"Do you watch Dennis Leary's new FX show "Sex & Drugs & Rock & Roll" about a crazy old time rock-in-roller? Larry Dunlap lived it. His memoir NIGHT PEOPLE is a frank, funny, frenzied chronicle of the 60's music scene." — Susan Shapiro, New York Times bestselling memoirist, FIVE MEN WHO BROKE MY HEART, GOOD AS YOUR WORD, OVEREXPOSED
WHAT READERS ARE SAYING
One of the best biographies written by a musician!
A Riveting, Mythic, Rock and Roll Memoir
Wonderful! Excellent Read!
A Great Read
A Window Into a Fascinating Era
Rock and Roll, baby!
The Naked Truth
Captivating and Emotive
A Must Read
A Great Read About An Exciting Life
Music Has Found Me Again
SO Worth Reading!
My Life Seemed Extremely Boring After Finishing "Night People"
Lessons of Life, Love, and Sex in the 60s
Genuine, Exciting, Graphic and Memorable - life in the 60's
Fantastic Coming of Age Memoir!
Great Look At An Era
Most Helpful Customer Reviews
This is the true story of a man’s journey with his band Stark Naked And The Car Thieves . This band with the man Larry fought to get success in the sixties . The band did achieve some success but not liked Larry had dreamed of . Larry seemed to turn his words into a variety of feelings . I did really enjoy this book and hope the second part of Larry’s story is as interesting . I recommend .
Larry Dunlap has opened my eyes to the inner-workings of a musician. I have always been interested in the history, politics, social, and music scene of the 1960s. It is an era that I would time-travel to, if only I could. And I don’t mean for that to sound silly! Stark Naked And The Car Thieves is band name not easily forgotten. I embarked on a journey of a lifetime with Larry and his fellow buddies. From Indiana to California, the music is what kept Larry going. It felt as if most things were possible, but not always guaranteed. After reading about a gig at “The Town Club” or rocking out in Las Vegas, I would picture myself there as well. Larry and his band seemed to be like a deer in headlights at almost every corner. It was a breath of fresh air to read about their mischief and hilarious adventures. Which is probably why being a “significant other” wasn’t exactly the easiest road to take. I felt sad though about the Vietnam draft experience. And I was elated when Larry’s father was finally able to see his son perform on stage. Some might say that there was an innocence back then. Maybe that’s true, maybe it isn’t. All I can write is that I wish I had been on Larry’s ride of a lifetime! I received a free copy of the book in exchange for an honest review.
Night People is Larry Dunlap’s memoir chronicling his time and experiences of building a rock band during the 1960’s. Larry’s story begins as a 24 year old living in Indianapolis, where life as he knows it is falling apart. His small band had had some success locally, but is sputtering out as his bandmates and friends are leaving to try to make it out in California.

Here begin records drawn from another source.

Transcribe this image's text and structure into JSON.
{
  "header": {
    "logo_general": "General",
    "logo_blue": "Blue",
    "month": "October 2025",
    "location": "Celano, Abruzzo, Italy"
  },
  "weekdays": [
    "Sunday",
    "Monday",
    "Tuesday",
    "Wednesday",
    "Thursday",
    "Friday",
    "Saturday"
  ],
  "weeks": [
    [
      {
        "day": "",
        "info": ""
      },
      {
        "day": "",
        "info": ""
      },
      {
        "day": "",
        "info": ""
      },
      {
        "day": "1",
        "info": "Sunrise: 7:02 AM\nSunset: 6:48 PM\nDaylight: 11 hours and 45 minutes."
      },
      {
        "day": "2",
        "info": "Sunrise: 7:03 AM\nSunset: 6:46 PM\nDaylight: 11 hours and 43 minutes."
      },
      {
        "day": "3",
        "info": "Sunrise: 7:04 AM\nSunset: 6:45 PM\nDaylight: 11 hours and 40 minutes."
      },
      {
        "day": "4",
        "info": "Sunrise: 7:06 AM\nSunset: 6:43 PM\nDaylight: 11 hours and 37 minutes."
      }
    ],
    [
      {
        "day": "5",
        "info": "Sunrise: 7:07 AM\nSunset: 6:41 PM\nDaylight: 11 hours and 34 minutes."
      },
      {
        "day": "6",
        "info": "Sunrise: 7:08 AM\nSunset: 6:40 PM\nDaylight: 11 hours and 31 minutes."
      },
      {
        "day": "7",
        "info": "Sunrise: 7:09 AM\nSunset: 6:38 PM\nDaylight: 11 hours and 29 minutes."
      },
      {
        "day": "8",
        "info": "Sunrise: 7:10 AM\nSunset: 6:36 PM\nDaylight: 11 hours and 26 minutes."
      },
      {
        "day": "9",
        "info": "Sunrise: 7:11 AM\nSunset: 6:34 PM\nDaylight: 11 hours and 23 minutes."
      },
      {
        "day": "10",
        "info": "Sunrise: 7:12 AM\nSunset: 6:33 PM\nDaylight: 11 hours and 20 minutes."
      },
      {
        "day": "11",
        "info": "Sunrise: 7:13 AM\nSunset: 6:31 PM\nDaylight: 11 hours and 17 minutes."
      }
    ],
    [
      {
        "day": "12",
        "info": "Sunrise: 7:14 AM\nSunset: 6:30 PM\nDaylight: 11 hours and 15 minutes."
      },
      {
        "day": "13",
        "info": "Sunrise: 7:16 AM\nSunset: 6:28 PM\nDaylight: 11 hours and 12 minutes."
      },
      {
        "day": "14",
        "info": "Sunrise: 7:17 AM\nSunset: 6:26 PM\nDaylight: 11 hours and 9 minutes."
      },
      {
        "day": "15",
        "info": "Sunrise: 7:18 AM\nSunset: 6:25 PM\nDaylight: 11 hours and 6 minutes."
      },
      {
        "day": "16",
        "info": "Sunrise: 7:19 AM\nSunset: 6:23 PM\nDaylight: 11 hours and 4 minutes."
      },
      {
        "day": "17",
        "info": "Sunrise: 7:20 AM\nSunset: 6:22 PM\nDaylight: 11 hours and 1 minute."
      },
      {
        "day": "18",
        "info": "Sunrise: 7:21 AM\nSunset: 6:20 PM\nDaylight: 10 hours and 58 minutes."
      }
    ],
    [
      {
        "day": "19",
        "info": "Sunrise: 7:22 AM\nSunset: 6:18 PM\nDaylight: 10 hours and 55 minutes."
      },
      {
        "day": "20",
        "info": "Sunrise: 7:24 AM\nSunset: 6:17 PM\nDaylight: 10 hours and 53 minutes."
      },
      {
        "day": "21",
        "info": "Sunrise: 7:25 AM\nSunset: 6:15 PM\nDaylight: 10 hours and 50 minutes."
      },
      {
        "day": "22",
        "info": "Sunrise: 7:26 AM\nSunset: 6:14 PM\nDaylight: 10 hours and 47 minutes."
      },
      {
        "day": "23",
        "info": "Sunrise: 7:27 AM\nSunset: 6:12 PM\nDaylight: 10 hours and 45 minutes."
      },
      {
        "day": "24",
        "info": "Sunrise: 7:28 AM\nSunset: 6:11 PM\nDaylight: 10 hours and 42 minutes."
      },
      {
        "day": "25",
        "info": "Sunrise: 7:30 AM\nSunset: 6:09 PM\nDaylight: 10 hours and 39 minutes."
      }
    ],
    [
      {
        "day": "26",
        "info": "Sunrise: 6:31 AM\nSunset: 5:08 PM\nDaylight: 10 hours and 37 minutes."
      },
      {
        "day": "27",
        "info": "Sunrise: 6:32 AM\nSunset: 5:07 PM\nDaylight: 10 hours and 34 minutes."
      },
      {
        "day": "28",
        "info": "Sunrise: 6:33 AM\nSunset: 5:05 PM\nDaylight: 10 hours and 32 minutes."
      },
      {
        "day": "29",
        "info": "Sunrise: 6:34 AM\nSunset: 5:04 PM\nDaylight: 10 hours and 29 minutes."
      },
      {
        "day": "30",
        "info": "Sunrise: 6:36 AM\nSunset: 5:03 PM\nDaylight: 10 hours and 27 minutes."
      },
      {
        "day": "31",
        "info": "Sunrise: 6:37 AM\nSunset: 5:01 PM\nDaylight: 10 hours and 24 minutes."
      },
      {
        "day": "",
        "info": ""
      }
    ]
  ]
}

Larry is also losing his relationship with his wife and two sons, and is back living with his parents. His friends call from California, wanting him to come out and sing with them. With life as he knew it in shambles, he takes the chance, though he really isn’t committed. He naively joins his friends, starting off a crazy story of navigating the highs and lows of building a band, being on the road, and chasing fame. Dunlap writes incredibly well, and does a great job of building up the world and culture of the time. He balances out the larger view of the times with the personal experiences with his friends and women he becomes involved with, and his own path of owning his own behavior and understanding his path. I received a free copy of the book in exchange for an honest review.